About this task: Pictures do not belong in the copy. Return all of the entries exactly.

Task data:
┏━━

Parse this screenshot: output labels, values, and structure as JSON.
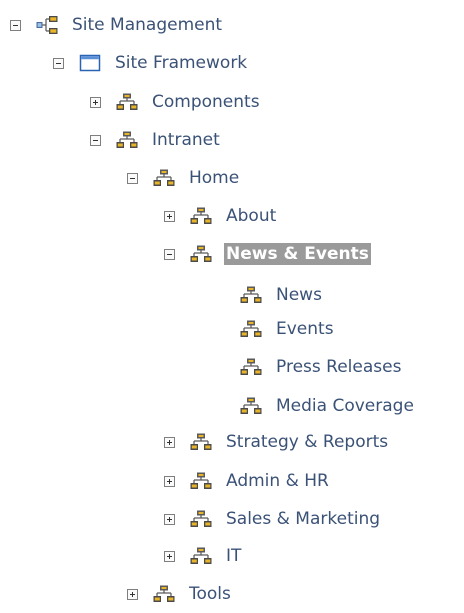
{
  "tree": {
    "root": {
      "label": "Site Management",
      "icon": "site-hierarchy-icon",
      "expanded": true
    },
    "framework": {
      "label": "Site Framework",
      "icon": "window-icon",
      "expanded": true
    },
    "components": {
      "label": "Components",
      "icon": "org-chart-icon",
      "expanded": false
    },
    "intranet": {
      "label": "Intranet",
      "icon": "org-chart-icon",
      "expanded": true
    },
    "home": {
      "label": "Home",
      "icon": "org-chart-icon",
      "expanded": true
    },
    "about": {
      "label": "About",
      "icon": "org-chart-icon",
      "expanded": false
    },
    "news_events": {
      "label": "News & Events",
      "icon": "org-chart-icon",
      "expanded": true,
      "selected": true
    },
    "news": {
      "label": "News",
      "icon": "org-chart-icon"
    },
    "events": {
      "label": "Events",
      "icon": "org-chart-icon"
    },
    "press_releases": {
      "label": "Press Releases",
      "icon": "org-chart-icon"
    },
    "media_coverage": {
      "label": "Media Coverage",
      "icon": "org-chart-icon"
    },
    "strategy_reports": {
      "label": "Strategy & Reports",
      "icon": "org-chart-icon",
      "expanded": false
    },
    "admin_hr": {
      "label": "Admin & HR",
      "icon": "org-chart-icon",
      "expanded": false
    },
    "sales_marketing": {
      "label": "Sales & Marketing",
      "icon": "org-chart-icon",
      "expanded": false
    },
    "it": {
      "label": "IT",
      "icon": "org-chart-icon",
      "expanded": false
    },
    "tools": {
      "label": "Tools",
      "icon": "org-chart-icon",
      "expanded": false
    }
  },
  "colors": {
    "text": "#3b5277",
    "selected_background": "#9a9a9a",
    "selected_text": "#ffffff",
    "icon_gold": "#e8b428",
    "icon_dark": "#4a4a4a"
  }
}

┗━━

Expected answer:
Parse this screenshot: output labels, values, and structure as JSON.
{
  "tree": {
    "root": {
      "label": "Site Management",
      "icon": "site-hierarchy-icon",
      "expanded": true
    },
    "framework": {
      "label": "Site Framework",
      "icon": "window-icon",
      "expanded": true
    },
    "components": {
      "label": "Components",
      "icon": "org-chart-icon",
      "expanded": false
    },
    "intranet": {
      "label": "Intranet",
      "icon": "org-chart-icon",
      "expanded": true
    },
    "home": {
      "label": "Home",
      "icon": "org-chart-icon",
      "expanded": true
    },
    "about": {
      "label": "About",
      "icon": "org-chart-icon",
      "expanded": false
    },
    "news_events": {
      "label": "News & Events",
      "icon": "org-chart-icon",
      "expanded": true,
      "selected": true
    },
    "news": {
      "label": "News",
      "icon": "org-chart-icon"
    },
    "events": {
      "label": "Events",
      "icon": "org-chart-icon"
    },
    "press_releases": {
      "label": "Press Releases",
      "icon": "org-chart-icon"
    },
    "media_coverage": {
      "label": "Media Coverage",
      "icon": "org-chart-icon"
    },
    "strategy_reports": {
      "label": "Strategy & Reports",
      "icon": "org-chart-icon",
      "expanded": false
    },
    "admin_hr": {
      "label": "Admin & HR",
      "icon": "org-chart-icon",
      "expanded": false
    },
    "sales_marketing": {
      "label": "Sales & Marketing",
      "icon": "org-chart-icon",
      "expanded": false
    },
    "it": {
      "label": "IT",
      "icon": "org-chart-icon",
      "expanded": false
    },
    "tools": {
      "label": "Tools",
      "icon": "org-chart-icon",
      "expanded": false
    }
  },
  "colors": {
    "text": "#3b5277",
    "selected_background": "#9a9a9a",
    "selected_text": "#ffffff",
    "icon_gold": "#e8b428",
    "icon_dark": "#4a4a4a"
  }
}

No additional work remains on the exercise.